*** GIVEN ENTRIES ***

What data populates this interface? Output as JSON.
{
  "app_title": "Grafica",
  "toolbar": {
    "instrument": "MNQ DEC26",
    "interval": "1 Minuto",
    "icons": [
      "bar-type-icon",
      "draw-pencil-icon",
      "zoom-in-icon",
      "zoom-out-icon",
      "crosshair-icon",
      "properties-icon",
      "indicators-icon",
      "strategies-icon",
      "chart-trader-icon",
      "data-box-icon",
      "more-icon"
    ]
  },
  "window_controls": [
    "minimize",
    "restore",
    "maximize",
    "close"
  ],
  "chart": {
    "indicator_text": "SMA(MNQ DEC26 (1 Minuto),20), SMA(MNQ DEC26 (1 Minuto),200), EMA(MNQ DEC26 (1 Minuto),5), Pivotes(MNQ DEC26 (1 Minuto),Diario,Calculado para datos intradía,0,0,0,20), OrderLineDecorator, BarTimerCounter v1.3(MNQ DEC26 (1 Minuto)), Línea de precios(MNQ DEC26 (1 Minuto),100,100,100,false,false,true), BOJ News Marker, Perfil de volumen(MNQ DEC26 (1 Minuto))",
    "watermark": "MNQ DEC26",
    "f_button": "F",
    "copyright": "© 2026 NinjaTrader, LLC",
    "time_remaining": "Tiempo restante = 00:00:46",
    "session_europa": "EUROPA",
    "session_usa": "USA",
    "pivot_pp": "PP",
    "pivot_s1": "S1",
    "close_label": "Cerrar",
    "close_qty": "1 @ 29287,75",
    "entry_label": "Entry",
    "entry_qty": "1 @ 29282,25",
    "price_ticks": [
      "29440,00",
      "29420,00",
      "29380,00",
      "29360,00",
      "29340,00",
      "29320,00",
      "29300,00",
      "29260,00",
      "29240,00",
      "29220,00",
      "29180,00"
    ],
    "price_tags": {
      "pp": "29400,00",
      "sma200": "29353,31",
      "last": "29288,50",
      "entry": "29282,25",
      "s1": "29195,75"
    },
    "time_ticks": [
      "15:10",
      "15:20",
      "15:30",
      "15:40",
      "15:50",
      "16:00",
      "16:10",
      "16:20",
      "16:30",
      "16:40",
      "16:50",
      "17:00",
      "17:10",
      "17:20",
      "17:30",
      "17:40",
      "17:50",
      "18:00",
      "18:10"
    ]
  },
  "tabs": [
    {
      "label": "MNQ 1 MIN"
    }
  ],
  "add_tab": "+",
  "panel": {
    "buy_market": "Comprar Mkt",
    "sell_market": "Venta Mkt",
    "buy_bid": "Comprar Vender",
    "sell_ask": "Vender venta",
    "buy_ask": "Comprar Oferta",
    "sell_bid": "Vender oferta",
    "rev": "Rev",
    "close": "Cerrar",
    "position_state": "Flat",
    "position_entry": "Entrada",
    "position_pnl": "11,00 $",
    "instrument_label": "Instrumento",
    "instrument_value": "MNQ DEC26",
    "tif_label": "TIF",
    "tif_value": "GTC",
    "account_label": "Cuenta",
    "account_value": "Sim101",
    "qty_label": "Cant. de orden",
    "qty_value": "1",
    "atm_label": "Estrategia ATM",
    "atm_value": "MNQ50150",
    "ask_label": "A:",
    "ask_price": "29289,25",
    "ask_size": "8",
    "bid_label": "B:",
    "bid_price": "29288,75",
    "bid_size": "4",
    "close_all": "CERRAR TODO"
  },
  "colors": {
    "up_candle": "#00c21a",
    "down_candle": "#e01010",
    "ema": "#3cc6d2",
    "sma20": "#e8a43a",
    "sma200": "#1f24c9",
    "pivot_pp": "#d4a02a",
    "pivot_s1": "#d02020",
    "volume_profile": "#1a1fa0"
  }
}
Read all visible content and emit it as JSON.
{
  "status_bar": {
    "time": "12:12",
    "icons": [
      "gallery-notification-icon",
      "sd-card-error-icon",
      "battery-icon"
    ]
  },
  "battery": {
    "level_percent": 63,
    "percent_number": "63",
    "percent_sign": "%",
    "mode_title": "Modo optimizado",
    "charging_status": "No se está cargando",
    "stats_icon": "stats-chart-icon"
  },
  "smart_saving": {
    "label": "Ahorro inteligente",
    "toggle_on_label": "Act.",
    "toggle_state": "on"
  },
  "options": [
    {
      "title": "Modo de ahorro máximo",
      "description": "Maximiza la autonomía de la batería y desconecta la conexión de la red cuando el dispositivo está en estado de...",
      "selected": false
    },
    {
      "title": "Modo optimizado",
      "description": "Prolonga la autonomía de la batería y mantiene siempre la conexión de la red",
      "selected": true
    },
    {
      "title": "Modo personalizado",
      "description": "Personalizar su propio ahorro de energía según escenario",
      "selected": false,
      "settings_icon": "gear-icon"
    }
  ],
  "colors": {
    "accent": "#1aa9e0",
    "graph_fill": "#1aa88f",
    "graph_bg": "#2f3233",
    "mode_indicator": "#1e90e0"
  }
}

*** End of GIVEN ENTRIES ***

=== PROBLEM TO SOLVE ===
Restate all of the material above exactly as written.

=== RESULT BELOW ===
What data populates this interface? Output as JSON.
{
  "app_title": "Grafica",
  "toolbar": {
    "instrument": "MNQ DEC26",
    "interval": "1 Minuto",
    "icons": [
      "bar-type-icon",
      "draw-pencil-icon",
      "zoom-in-icon",
      "zoom-out-icon",
      "crosshair-icon",
      "properties-icon",
      "indicators-icon",
      "strategies-icon",
      "chart-trader-icon",
      "data-box-icon",
      "more-icon"
    ]
  },
  "window_controls": [
    "minimize",
    "restore",
    "maximize",
    "close"
  ],
  "chart": {
    "indicator_text": "SMA(MNQ DEC26 (1 Minuto),20), SMA(MNQ DEC26 (1 Minuto),200), EMA(MNQ DEC26 (1 Minuto),5), Pivotes(MNQ DEC26 (1 Minuto),Diario,Calculado para datos intradía,0,0,0,20), OrderLineDecorator, BarTimerCounter v1.3(MNQ DEC26 (1 Minuto)), Línea de precios(MNQ DEC26 (1 Minuto),100,100,100,false,false,true), BOJ News Marker, Perfil de volumen(MNQ DEC26 (1 Minuto))",
    "watermark": "MNQ DEC26",
    "f_button": "F",
    "copyright": "© 2026 NinjaTrader, LLC",
    "time_remaining": "Tiempo restante = 00:00:46",
    "session_europa": "EUROPA",
    "session_usa": "USA",
    "pivot_pp": "PP",
    "pivot_s1": "S1",
    "close_label": "Cerrar",
    "close_qty": "1 @ 29287,75",
    "entry_label": "Entry",
    "entry_qty": "1 @ 29282,25",
    "price_ticks": [
      "29440,00",
      "29420,00",
      "29380,00",
      "29360,00",
      "29340,00",
      "29320,00",
      "29300,00",
      "29260,00",
      "29240,00",
      "29220,00",
      "29180,00"
    ],
    "price_tags": {
      "pp": "29400,00",
      "sma200": "29353,31",
      "last": "29288,50",
      "entry": "29282,25",
      "s1": "29195,75"
    },
    "time_ticks": [
      "15:10",
      "15:20",
      "15:30",
      "15:40",
      "15:50",
      "16:00",
      "16:10",
      "16:20",
      "16:30",
      "16:40",
      "16:50",
      "17:00",
      "17:10",
      "17:20",
      "17:30",
      "17:40",
      "17:50",
      "18:00",
      "18:10"
    ]
  },
  "tabs": [
    {
      "label": "MNQ 1 MIN"
    }
  ],
  "add_tab": "+",
  "panel": {
    "buy_market": "Comprar Mkt",
    "sell_market": "Venta Mkt",
    "buy_bid": "Comprar Vender",
    "sell_ask": "Vender venta",
    "buy_ask": "Comprar Oferta",
    "sell_bid": "Vender oferta",
    "rev": "Rev",
    "close": "Cerrar",
    "position_state": "Flat",
    "position_entry": "Entrada",
    "position_pnl": "11,00 $",
    "instrument_label": "Instrumento",
    "instrument_value": "MNQ DEC26",
    "tif_label": "TIF",
    "tif_value": "GTC",
    "account_label": "Cuenta",
    "account_value": "Sim101",
    "qty_label": "Cant. de orden",
    "qty_value": "1",
    "atm_label": "Estrategia ATM",
    "atm_value": "MNQ50150",
    "ask_label": "A:",
    "ask_price": "29289,25",
    "ask_size": "8",
    "bid_label": "B:",
    "bid_price": "29288,75",
    "bid_size": "4",
    "close_all": "CERRAR TODO"
  },
  "colors": {
    "up_candle": "#00c21a",
    "down_candle": "#e01010",
    "ema": "#3cc6d2",
    "sma20": "#e8a43a",
    "sma200": "#1f24c9",
    "pivot_pp": "#d4a02a",
    "pivot_s1": "#d02020",
    "volume_profile": "#1a1fa0"
  }
}
Read all visible content and emit it as JSON.
{
  "status_bar": {
    "time": "12:12",
    "icons": [
      "gallery-notification-icon",
      "sd-card-error-icon",
      "battery-icon"
    ]
  },
  "battery": {
    "level_percent": 63,
    "percent_number": "63",
    "percent_sign": "%",
    "mode_title": "Modo optimizado",
    "charging_status": "No se está cargando",
    "stats_icon": "stats-chart-icon"
  },
  "smart_saving": {
    "label": "Ahorro inteligente",
    "toggle_on_label": "Act.",
    "toggle_state": "on"
  },
  "options": [
    {
      "title": "Modo de ahorro máximo",
      "description": "Maximiza la autonomía de la batería y desconecta la conexión de la red cuando el dispositivo está en estado de...",
      "selected": false
    },
    {
      "title": "Modo optimizado",
      "description": "Prolonga la autonomía de la batería y mantiene siempre la conexión de la red",
      "selected": true
    },
    {
      "title": "Modo personalizado",
      "description": "Personalizar su propio ahorro de energía según escenario",
      "selected": false,
      "settings_icon": "gear-icon"
    }
  ],
  "colors": {
    "accent": "#1aa9e0",
    "graph_fill": "#1aa88f",
    "graph_bg": "#2f3233",
    "mode_indicator": "#1e90e0"
  }
}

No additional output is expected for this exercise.